Hats Off To Cameron

Just as he did with the Scottish referendum, David Cameron has also pulled it off in the case of Brexit: the possibility that the UK will leave the EU. He called the referendum to placate his MPs, although he never intended to leave. His negotiations with the EU have been efficient, giving him freedom of action on issues which, in any event, will have to be reformed, like the free movement of citizens.

And so now he is fairly triumphant ahead of the UK June 23 referendum, which he will probably win. He will defeat his surly MPs, who are already divided, making it clear what the economic advantages are of remaining in the European single market, as well as the benefits gained from the negotiations. Apart from still being an influential member.

On the other hand, Brexit would have been damaging for the UK, as well as possibly being the beginning of the end for the EU.

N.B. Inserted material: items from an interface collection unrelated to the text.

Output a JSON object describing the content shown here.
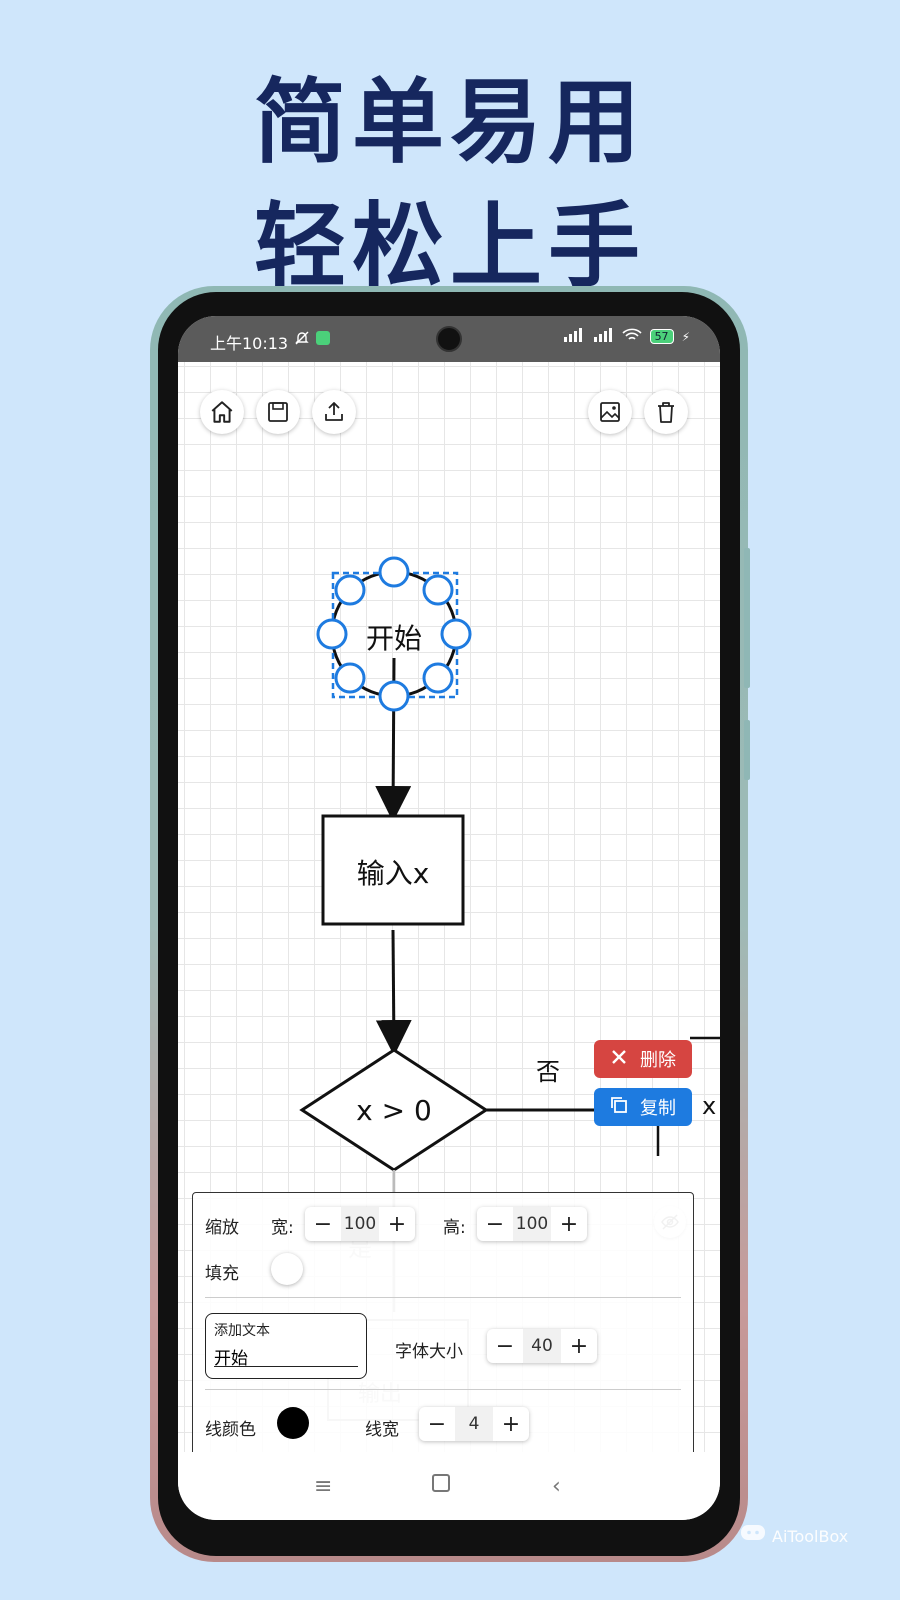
{
  "promo": {
    "line1": "简单易用",
    "line2": "轻松上手"
  },
  "status_bar": {
    "time": "上午10:13",
    "battery": "57"
  },
  "toolbar": {
    "home": "home-icon",
    "save": "save-icon",
    "export": "export-icon",
    "image": "image-icon",
    "delete": "trash-icon"
  },
  "diagram": {
    "start_label": "开始",
    "input_label": "输入x",
    "decision_label": "x > 0",
    "no_label": "否",
    "yes_label": "是",
    "output_fragment": "输出",
    "right_edge_fragment": "x"
  },
  "float_actions": {
    "delete_label": "删除",
    "copy_label": "复制"
  },
  "panel": {
    "scale_label": "缩放",
    "width_label": "宽:",
    "width_value": "100",
    "height_label": "高:",
    "height_value": "100",
    "fill_label": "填充",
    "add_text_label": "添加文本",
    "text_value": "开始",
    "font_size_label": "字体大小",
    "font_size_value": "40",
    "line_color_label": "线颜色",
    "line_color": "#000000",
    "line_width_label": "线宽",
    "line_width_value": "4"
  },
  "colors": {
    "accent": "#1e7be0",
    "danger": "#d64541",
    "heading": "#16275e",
    "background": "#cfe6fb"
  },
  "watermark": "AiToolBox"
}
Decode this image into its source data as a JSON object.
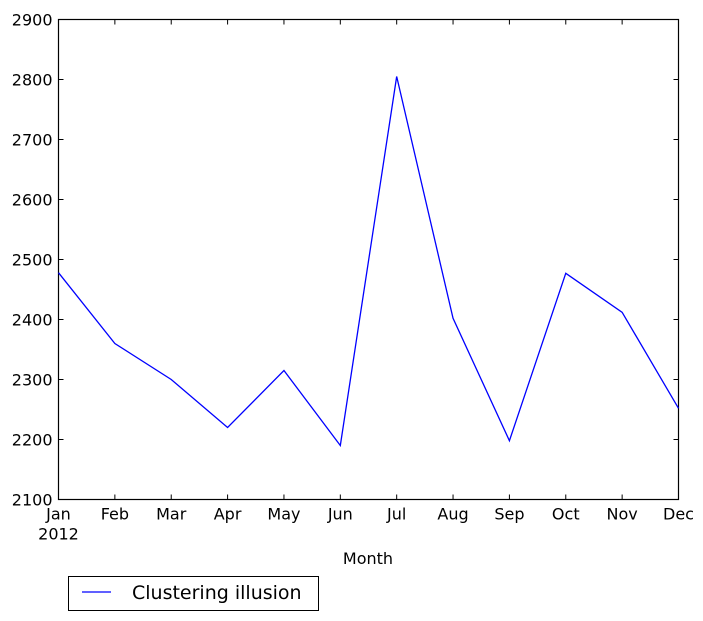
{
  "chart_data": {
    "type": "line",
    "title": "",
    "xlabel": "Month",
    "ylabel": "",
    "categories": [
      "Jan",
      "Feb",
      "Mar",
      "Apr",
      "May",
      "Jun",
      "Jul",
      "Aug",
      "Sep",
      "Oct",
      "Nov",
      "Dec"
    ],
    "x_sublabel": "2012",
    "yticks": [
      2100,
      2200,
      2300,
      2400,
      2500,
      2600,
      2700,
      2800,
      2900
    ],
    "ylim": [
      2100,
      2900
    ],
    "grid": false,
    "legend_position": "below-left",
    "series": [
      {
        "name": "Clustering illusion",
        "color": "#0000ff",
        "values": [
          2478,
          2360,
          2300,
          2220,
          2315,
          2190,
          2805,
          2402,
          2198,
          2477,
          2412,
          2252
        ]
      }
    ]
  }
}
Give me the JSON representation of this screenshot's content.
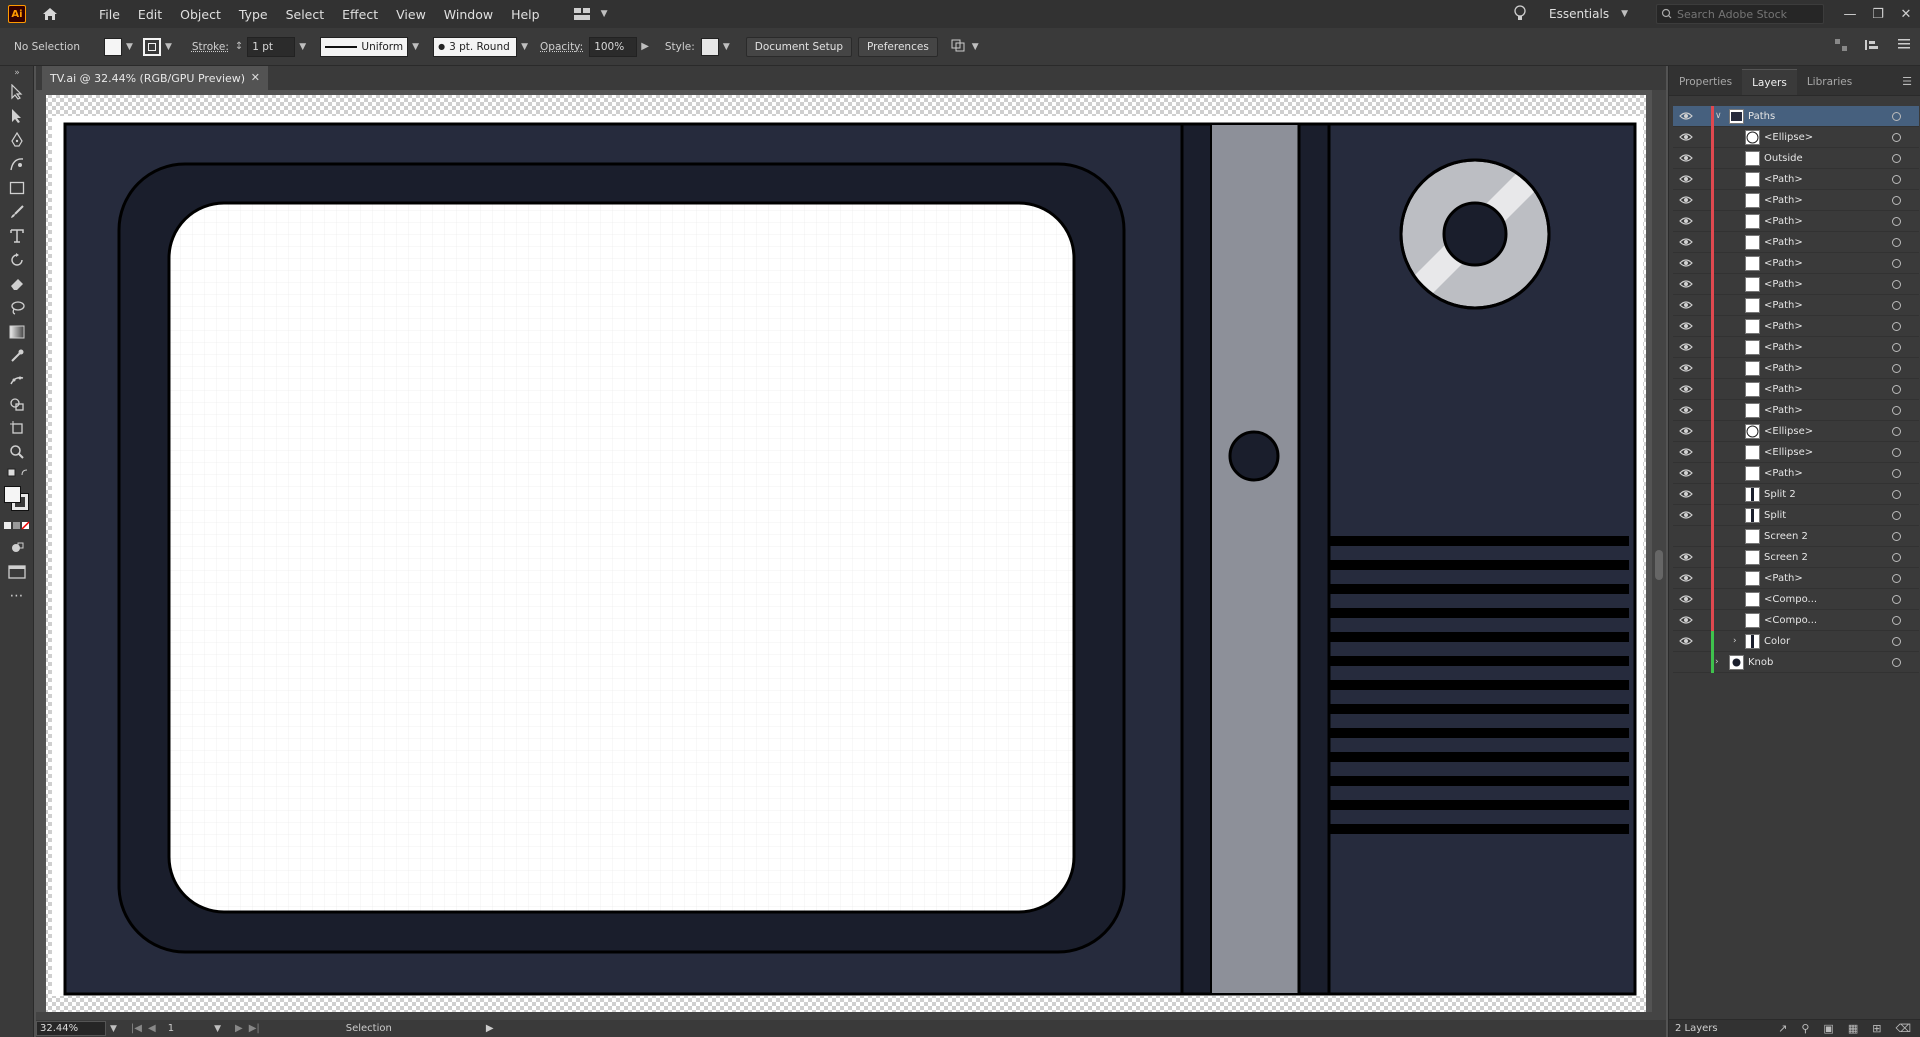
{
  "app": {
    "logo_text": "Ai",
    "menus": [
      "File",
      "Edit",
      "Object",
      "Type",
      "Select",
      "Effect",
      "View",
      "Window",
      "Help"
    ],
    "workspace": "Essentials",
    "stock_search_placeholder": "Search Adobe Stock"
  },
  "control_bar": {
    "selection_state": "No Selection",
    "stroke_label": "Stroke:",
    "stroke_weight": "1 pt",
    "stroke_profile": "Uniform",
    "brush": "3 pt. Round",
    "opacity_label": "Opacity:",
    "opacity_value": "100%",
    "style_label": "Style:",
    "document_setup": "Document Setup",
    "preferences": "Preferences"
  },
  "document": {
    "tab_title": "TV.ai @ 32.44% (RGB/GPU Preview)",
    "zoom": "32.44%",
    "artboard_number": "1",
    "status_tool": "Selection"
  },
  "colors": {
    "tv_body": "#262b3d",
    "tv_bezel": "#1a1e2c",
    "screen": "#ffffff",
    "strip": "#8d9099",
    "knob_ring": "#bcbec3",
    "knob_highlight": "#e8e8ea",
    "vent_dark": "#000000",
    "selection_row": "#46607e"
  },
  "panel": {
    "tabs": [
      "Properties",
      "Layers",
      "Libraries"
    ],
    "active_tab": "Layers",
    "layers_count": "2 Layers",
    "layers": [
      {
        "name": "Paths",
        "level": 0,
        "visible": true,
        "expanded": true,
        "selected": true,
        "thumb": "group"
      },
      {
        "name": "<Ellipse>",
        "level": 1,
        "visible": true,
        "thumb": "ellipse"
      },
      {
        "name": "Outside",
        "level": 1,
        "visible": true,
        "thumb": "rect"
      },
      {
        "name": "<Path>",
        "level": 1,
        "visible": true,
        "thumb": "rect"
      },
      {
        "name": "<Path>",
        "level": 1,
        "visible": true,
        "thumb": "rect"
      },
      {
        "name": "<Path>",
        "level": 1,
        "visible": true,
        "thumb": "rect"
      },
      {
        "name": "<Path>",
        "level": 1,
        "visible": true,
        "thumb": "rect"
      },
      {
        "name": "<Path>",
        "level": 1,
        "visible": true,
        "thumb": "rect"
      },
      {
        "name": "<Path>",
        "level": 1,
        "visible": true,
        "thumb": "rect"
      },
      {
        "name": "<Path>",
        "level": 1,
        "visible": true,
        "thumb": "rect"
      },
      {
        "name": "<Path>",
        "level": 1,
        "visible": true,
        "thumb": "rect"
      },
      {
        "name": "<Path>",
        "level": 1,
        "visible": true,
        "thumb": "rect"
      },
      {
        "name": "<Path>",
        "level": 1,
        "visible": true,
        "thumb": "rect"
      },
      {
        "name": "<Path>",
        "level": 1,
        "visible": true,
        "thumb": "rect"
      },
      {
        "name": "<Path>",
        "level": 1,
        "visible": true,
        "thumb": "rect"
      },
      {
        "name": "<Ellipse>",
        "level": 1,
        "visible": true,
        "thumb": "ellipse"
      },
      {
        "name": "<Ellipse>",
        "level": 1,
        "visible": true,
        "thumb": "rect"
      },
      {
        "name": "<Path>",
        "level": 1,
        "visible": true,
        "thumb": "rect"
      },
      {
        "name": "Split 2",
        "level": 1,
        "visible": true,
        "thumb": "split"
      },
      {
        "name": "Split",
        "level": 1,
        "visible": true,
        "thumb": "split"
      },
      {
        "name": "Screen 2",
        "level": 1,
        "visible": false,
        "thumb": "rect"
      },
      {
        "name": "Screen 2",
        "level": 1,
        "visible": true,
        "thumb": "rect"
      },
      {
        "name": "<Path>",
        "level": 1,
        "visible": true,
        "thumb": "rect"
      },
      {
        "name": "<Compo...",
        "level": 1,
        "visible": true,
        "thumb": "rect"
      },
      {
        "name": "<Compo...",
        "level": 1,
        "visible": true,
        "thumb": "rect"
      },
      {
        "name": "Color",
        "level": 1,
        "visible": true,
        "expanded": false,
        "thumb": "split"
      },
      {
        "name": "Knob",
        "level": 0,
        "visible": false,
        "expanded": false,
        "thumb": "knob"
      }
    ]
  }
}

The UK’s big political advantage is that it has kept its own currency, which has been very beneficial when dealing with the crisis compared to the situation of the eurozone countries. Giving up their currencies for the euro has not just been a technical-monetary issue for eurozone members. It has irreparably destroyed their sovereignity. These countries have become States which promise their citizens the same as before, but without the cornerstone, the key to which they have thrown in the sea.
So a toast to Cameron, a politician with stature, of the kind that doesn’t exist here. The predictions are that he will win the referendum and also a third term in office, if nothing untowards happens. Hats off! Ole, maestro, what a to-do!

About the Author

Miguel Navascués
Miguel Navascués has worked as an economist at the Bank of Spain for 30 years, and focuses on international and monetary economics. He blogs in Spanish at: http://http://www.miguelnavascues.com/